Setting Joint Parameters

You set whether a joint behaves as a hinge, a drawer slide, or another type of joint by setting joint parameters for each object in the kinematic chain. Joints control the rotation and position of an object with respect to its parent.

Any object has a maximum of two joint-type rollouts: One rollout contains settings to control the object's position, and the other controls the object's rotation. There can be many different types of positional and rotational joints. Which joint parameters are available is determined by the type of IK solver assigned to an object. HI Solvers, for instance, are controlled with a preferred angle setting found in the Rotational Joint parameters. HD Solvers have additional parameters for spring back, precedence, and damping, not found in the HI Solver.

Any hierarchy of object or bone systems can have its joint limits defined. Select all the objects, and turn on their bone or link display. Select the bone or link and open the Hierarchy panel IK tab. Scroll down to the Sliding and Rotational Joints. There, you can activate axes and set their individual limits.

NoteDifferent IK solvers use different joint limits. When using a bone system, add the IK solvers first, then set the joint limits second.

Common Joint Types

The most common joint types are Rotational and Sliding joints. Other common joint types are Path and Surface joints. Each joint type displays its own set of joint parameters.

Rotational joints

Control rotation of objects using many of the standard rotation controllers. The parameters for rotational joints set an object's ability to rotate about a given axis.

For many IK structures, consider using an Euler XYZ controller. Quaternion-based controllers tend to freeze if an object is moved beyond rotational joint limits before turning on IK.

Sliding joints

Control the position of objects using many of the standard position controllers. The parameters for sliding joints control whether an object can move along a given axis.

Surface joints

Control the position of objects using Surface constraint. The parameters control how the object travels along its assigned surface.

Path joints

Control the positional motion of objects using Path constraint. The parameters for path joints control how far an object can travel along its assigned path.

Using Joint Parameters

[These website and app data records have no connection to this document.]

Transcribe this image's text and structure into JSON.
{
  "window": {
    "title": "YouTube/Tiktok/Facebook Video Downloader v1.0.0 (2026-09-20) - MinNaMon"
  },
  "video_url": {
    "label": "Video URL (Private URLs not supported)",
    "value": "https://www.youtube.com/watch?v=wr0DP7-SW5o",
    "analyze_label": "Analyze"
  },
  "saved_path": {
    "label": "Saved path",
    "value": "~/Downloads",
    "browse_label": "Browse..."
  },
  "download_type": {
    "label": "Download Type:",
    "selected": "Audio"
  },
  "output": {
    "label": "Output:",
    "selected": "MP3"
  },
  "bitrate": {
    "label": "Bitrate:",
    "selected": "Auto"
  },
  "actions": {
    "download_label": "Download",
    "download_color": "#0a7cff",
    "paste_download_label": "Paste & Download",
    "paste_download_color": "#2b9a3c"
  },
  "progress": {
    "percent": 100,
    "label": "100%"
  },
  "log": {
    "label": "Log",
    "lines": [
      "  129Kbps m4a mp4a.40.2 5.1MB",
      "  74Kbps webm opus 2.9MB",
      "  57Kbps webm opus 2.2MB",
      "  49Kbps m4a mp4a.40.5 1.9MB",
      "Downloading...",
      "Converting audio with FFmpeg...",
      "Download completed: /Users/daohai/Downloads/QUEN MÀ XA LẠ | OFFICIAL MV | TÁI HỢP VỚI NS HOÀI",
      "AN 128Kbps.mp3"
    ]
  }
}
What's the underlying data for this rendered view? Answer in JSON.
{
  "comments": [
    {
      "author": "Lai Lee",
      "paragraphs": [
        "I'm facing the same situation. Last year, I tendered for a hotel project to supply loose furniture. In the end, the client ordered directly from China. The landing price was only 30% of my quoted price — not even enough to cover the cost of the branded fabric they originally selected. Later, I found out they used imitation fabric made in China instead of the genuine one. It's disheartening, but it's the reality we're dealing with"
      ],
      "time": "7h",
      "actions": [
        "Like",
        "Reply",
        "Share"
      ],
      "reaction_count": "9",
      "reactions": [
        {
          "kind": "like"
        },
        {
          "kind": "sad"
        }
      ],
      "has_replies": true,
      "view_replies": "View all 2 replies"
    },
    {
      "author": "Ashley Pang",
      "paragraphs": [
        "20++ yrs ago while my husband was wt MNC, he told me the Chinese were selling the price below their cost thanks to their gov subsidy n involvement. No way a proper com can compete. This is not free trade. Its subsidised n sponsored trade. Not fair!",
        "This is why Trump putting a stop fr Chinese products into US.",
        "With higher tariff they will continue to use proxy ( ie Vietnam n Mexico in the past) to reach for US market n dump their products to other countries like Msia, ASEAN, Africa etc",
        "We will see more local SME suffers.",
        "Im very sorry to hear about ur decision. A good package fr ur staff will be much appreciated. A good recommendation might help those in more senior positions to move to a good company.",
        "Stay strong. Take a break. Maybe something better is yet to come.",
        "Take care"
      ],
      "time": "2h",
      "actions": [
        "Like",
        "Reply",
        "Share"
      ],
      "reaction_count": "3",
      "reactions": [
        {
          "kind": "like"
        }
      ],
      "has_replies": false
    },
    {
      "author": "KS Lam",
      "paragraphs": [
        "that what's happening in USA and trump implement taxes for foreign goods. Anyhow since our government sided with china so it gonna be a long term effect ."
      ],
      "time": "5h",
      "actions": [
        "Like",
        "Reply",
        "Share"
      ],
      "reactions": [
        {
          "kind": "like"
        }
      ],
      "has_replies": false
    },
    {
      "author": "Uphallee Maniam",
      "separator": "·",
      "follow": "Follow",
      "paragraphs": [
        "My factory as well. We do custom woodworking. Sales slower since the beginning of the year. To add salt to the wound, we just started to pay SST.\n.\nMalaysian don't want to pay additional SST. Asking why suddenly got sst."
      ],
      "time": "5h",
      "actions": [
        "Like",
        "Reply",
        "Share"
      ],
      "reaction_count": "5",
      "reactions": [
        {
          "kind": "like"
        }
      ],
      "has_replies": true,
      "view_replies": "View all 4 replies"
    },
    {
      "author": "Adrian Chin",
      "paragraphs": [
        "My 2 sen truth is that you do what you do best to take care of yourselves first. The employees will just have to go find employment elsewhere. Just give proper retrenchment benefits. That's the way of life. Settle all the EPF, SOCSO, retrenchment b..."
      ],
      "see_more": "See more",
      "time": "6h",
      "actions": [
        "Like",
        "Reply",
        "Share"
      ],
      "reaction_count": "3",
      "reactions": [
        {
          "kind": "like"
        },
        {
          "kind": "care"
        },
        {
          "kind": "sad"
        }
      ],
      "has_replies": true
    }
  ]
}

The way the children behave toward one another is governed by the inheritance of the transforms down the chain. Setting joint limits on individual child objects can influence this inheritance. If three children in a row all have their rotational axes made inactive, they will not be able to rotate, and so a piece of the chain will appear stiff. Or if only one axis is made active as a sliding joint, the component can separate in space from the chain.

When you are using an object with a path constraint in an IK chain you might want the path to appear as if it is part of the IK chain. You achieve this effect by linking the object using the path constraint and the path to the same parent. The path object should have no children, and other objects in the IK chain should be linked to the object using the path constraint.

1. Base

2. Post

3. Cap

4. Ring

5. Holder

6. Handle

In the figure, the bead uses a path constraint to hold it to the ring. The IK chain from parent to child is Post->Cap->Bead->Handle. The ring is a child of the Cap but is not part of the IK chain.

Copying and Pasting Joint Parameters

You can copy and paste at the bottom of the Object Parameters rollout in the Hierarchy panel to copy and paste a complete set of joint parameters from one object to another.

There are separate copy and paste functions for sliding joints and rotational joints. Each joint type saves copied parameters in separate clipboards.

TipChoose one of the Mirror Paste options if you want to mirror the joint parameter settings as you paste them. This is very useful when pasting from one side of an object to another, such as left arm joints to a right arm.

You can also copy joint settings from a non-IK controller to an IK controller, but you can't copy from an IK controller to a non-IK controller.